- Swelling in the affected joints
- Pain and lameness
- Your pet may refuse to put pressure on certain joints, jump, run, or use the stairs
- They may be reluctant to stand upright
- Most dogs display discomfort and restlessness
- They may show a lack of enthusiasm in activities that they previously enjoyed, mainly walking and playing
- Aggression, irritability, or whining
- Slower, limping gait
- Constant licking of joints
The easiest way a veterinarian can detect osteoarthritis includes a thorough physical examination. Your pet will be taken off their leash and assessed from head to toe – their gait, posture, conformation, etc. If the doctor suspects joint degenerative disease, they will recommend an X-ray to get an accurate diagnosis.
The most common treatment option for osteoarthritis in dogs is Nonsteroidal anti-inflammatory drugs (NSAIDs). In particular, Carprofen for dogs is often recommended to help manage pain and inflammation. The vet will also suggest certain dietary and lifestyle changes along with physical rehabilitation.
If the damage is extensive, your pet may require orthopedic surgery. According to PetRx, Carprofen caplets are also effective in post-operative pain management. Different dosage or strength of the medication is available to tackle different pain intensities. When diagnosed early, a combination of these treatments makes the prognosis good.
What You Can Do to Prevent and Manage the Disease

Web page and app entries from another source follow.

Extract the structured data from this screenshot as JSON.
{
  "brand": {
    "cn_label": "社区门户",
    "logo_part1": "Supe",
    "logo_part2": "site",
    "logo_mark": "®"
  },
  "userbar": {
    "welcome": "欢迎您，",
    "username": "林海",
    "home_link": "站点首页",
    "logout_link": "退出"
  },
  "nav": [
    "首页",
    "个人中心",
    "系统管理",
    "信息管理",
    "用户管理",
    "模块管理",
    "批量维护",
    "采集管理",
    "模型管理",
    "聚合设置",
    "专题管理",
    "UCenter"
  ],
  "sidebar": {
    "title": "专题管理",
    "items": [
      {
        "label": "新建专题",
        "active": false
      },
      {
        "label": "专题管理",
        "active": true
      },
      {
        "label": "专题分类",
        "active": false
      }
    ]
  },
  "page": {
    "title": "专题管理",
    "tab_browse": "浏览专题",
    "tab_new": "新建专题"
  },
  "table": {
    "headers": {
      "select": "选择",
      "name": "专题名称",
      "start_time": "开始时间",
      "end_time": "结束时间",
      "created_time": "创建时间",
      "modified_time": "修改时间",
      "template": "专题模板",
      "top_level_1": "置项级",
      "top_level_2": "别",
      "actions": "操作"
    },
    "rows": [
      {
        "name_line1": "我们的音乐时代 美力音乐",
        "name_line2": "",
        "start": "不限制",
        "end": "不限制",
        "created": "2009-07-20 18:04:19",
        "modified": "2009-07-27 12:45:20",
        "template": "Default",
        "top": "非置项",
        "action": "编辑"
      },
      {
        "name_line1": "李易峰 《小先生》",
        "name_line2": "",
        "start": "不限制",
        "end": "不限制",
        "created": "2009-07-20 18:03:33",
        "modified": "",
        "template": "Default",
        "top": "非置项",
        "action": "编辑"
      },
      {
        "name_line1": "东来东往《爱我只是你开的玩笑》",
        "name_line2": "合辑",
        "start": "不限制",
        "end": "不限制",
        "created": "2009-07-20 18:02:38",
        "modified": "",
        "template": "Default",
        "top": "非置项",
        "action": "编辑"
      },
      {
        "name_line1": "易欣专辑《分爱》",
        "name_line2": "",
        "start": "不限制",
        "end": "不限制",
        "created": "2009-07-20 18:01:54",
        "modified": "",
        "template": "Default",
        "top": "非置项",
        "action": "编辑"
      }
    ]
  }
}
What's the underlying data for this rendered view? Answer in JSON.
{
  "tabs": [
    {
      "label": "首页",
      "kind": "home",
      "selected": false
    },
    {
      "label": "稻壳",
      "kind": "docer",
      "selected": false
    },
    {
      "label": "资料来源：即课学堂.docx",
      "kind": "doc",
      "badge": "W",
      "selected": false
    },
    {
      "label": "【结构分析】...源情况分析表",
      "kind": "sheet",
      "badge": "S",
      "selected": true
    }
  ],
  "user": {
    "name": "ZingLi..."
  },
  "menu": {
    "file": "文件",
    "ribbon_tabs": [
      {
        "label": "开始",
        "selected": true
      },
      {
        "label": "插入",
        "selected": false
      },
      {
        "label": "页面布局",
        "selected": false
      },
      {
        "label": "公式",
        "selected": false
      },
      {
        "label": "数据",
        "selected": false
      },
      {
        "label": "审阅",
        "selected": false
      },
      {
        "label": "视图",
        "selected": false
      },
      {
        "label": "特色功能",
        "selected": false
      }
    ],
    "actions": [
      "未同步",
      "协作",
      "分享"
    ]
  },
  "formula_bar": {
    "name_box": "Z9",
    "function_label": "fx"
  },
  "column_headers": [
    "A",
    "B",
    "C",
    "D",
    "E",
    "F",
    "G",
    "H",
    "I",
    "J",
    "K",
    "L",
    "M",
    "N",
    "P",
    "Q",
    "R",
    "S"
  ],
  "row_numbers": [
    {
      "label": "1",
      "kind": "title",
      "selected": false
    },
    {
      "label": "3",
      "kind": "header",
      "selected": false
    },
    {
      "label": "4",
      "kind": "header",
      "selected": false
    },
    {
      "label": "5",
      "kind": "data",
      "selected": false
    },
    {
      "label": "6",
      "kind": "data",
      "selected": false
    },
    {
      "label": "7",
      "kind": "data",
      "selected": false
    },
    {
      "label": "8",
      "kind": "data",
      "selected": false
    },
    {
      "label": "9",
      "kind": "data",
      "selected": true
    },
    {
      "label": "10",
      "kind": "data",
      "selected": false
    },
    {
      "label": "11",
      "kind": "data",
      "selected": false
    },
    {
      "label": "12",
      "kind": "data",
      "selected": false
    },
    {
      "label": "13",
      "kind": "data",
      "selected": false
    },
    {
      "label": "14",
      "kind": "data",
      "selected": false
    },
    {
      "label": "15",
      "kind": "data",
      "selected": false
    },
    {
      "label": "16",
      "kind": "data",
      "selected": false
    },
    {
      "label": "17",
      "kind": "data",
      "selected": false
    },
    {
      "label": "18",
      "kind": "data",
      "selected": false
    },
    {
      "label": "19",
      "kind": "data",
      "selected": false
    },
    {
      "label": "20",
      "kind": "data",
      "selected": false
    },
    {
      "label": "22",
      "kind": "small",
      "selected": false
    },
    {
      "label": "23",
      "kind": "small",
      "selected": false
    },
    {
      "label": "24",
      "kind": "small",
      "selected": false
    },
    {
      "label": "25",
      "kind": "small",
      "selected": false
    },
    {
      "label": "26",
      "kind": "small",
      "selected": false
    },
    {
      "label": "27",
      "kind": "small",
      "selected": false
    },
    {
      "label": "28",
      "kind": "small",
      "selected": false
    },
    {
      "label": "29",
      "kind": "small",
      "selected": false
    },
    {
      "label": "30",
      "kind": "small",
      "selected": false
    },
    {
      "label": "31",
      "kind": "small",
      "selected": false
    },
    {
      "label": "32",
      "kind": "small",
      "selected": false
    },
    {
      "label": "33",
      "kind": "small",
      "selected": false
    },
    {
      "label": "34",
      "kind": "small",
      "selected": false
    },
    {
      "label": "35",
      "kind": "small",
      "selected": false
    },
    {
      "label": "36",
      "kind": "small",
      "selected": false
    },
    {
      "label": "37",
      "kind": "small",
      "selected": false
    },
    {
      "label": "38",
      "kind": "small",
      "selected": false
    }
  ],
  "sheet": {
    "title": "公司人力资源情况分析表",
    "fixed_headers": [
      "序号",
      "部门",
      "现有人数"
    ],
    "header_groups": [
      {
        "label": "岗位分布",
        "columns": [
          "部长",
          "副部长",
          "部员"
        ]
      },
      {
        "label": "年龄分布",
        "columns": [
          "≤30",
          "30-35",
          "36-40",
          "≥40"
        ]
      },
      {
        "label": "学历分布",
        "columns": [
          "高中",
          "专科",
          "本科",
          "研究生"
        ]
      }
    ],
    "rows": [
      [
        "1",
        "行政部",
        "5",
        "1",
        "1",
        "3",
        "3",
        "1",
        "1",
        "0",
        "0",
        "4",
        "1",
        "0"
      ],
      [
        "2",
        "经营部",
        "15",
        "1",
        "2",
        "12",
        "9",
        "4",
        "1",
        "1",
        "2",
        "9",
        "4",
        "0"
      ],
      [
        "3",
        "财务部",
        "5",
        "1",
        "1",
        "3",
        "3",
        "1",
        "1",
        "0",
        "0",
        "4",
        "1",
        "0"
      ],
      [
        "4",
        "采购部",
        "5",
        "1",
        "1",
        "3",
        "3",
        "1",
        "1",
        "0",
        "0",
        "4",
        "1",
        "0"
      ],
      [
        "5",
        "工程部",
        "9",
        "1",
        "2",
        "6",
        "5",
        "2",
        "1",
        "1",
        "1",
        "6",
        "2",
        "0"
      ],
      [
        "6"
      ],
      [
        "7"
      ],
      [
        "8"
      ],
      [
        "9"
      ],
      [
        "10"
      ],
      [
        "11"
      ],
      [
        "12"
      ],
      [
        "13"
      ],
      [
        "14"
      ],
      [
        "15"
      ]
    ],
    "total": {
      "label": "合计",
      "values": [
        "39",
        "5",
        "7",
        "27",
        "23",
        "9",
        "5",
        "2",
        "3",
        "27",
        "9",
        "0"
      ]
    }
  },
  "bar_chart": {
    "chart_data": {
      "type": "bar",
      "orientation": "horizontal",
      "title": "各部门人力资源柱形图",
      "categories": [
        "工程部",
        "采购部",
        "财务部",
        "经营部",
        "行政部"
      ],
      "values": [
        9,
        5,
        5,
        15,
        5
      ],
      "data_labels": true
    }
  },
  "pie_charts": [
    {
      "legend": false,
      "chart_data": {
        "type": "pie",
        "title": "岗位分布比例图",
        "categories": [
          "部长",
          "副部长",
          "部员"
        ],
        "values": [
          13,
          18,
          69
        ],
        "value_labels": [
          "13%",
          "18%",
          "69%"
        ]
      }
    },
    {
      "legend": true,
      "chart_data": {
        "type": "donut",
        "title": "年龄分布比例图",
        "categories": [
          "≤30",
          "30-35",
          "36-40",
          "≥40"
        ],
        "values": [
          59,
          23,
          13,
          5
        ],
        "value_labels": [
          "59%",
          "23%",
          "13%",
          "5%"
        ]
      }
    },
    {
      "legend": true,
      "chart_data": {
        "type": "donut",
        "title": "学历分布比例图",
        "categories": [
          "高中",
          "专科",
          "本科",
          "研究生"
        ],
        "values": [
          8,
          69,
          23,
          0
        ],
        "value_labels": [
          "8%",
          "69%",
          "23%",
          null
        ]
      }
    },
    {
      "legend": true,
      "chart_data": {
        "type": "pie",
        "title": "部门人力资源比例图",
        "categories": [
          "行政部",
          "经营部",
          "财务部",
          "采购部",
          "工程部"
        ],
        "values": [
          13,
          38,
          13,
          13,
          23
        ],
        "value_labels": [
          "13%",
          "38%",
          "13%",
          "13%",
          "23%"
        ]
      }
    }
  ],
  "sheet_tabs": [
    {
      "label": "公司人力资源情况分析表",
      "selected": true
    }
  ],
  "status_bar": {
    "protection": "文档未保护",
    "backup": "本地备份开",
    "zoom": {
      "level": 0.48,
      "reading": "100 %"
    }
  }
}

Besides providing your pet with medical support, routine checks, and medication, certain home remedies may help in better disease management. If your pet is currently healthy, these tips can keep osteoarthritis at bay.
As stated earlier, excess weight puts undue pressure on your dog’s joints and muscles. Gradually, this may lead to joint inflammation. If your pet is currently overweight, proper nutrition and frequent play should help in weight management.
Healthy dog food would include leaner meats like turkey, chicken, lean beef, fish, or lamb. These will provide your pet with the required amino acids without piling up unnecessary calories.
Many pet parents ask whether it’s safe for their dog to exercise with osteoarthritis. Your pet may not be able to continue their former exercise routine, but they still need some joint movement. This will prevent weight gain, joint stiffening, and muscle cramps.
Some ways you can introduce a controlled exercise routine include daily walks and playing with smaller dogs or puppies. Just ensure that you maintain a fixed routine. For instance – do not opt for short walks during weekdays and a long walk during the weekend.
Also, prevent your pet from playing on uneven or rough terrain. This may unstable their gait and trigger pain in affected joints.
Certain hands-on techniques may help with your pet’s arthritic pain, range of motion, and flexibility. For example – you can gently massage your dog’s joints before encouraging them to go on a walk. The massage acts as a warm-up and may help with stiffened joints.
Besides a massage, try manipulating your pet’s affected joints for increased blood flow and better stability. Finally, help them stretch their limbs to increase flexibility.
An unexpected slippage, a reluctant gait up the stairs, or a missed catch in the park – osteoarthritis can show up in different ways. Pet parents must keep their eyes open to their dog’s changing health.
This disease is becoming a top health concern as cases are rising, especially among senior dogs. Early diagnosis and treatment are crucial to providing your pet with a good life. Above all, remember that mobility matters and a playful and fit pet is a healthy one.
Take the necessary preventive measures, keep a close eye on your pet’s health, and schedule routine vet visits. A dedicated pet parent can help their furry baby live a long, happy, and healthy life.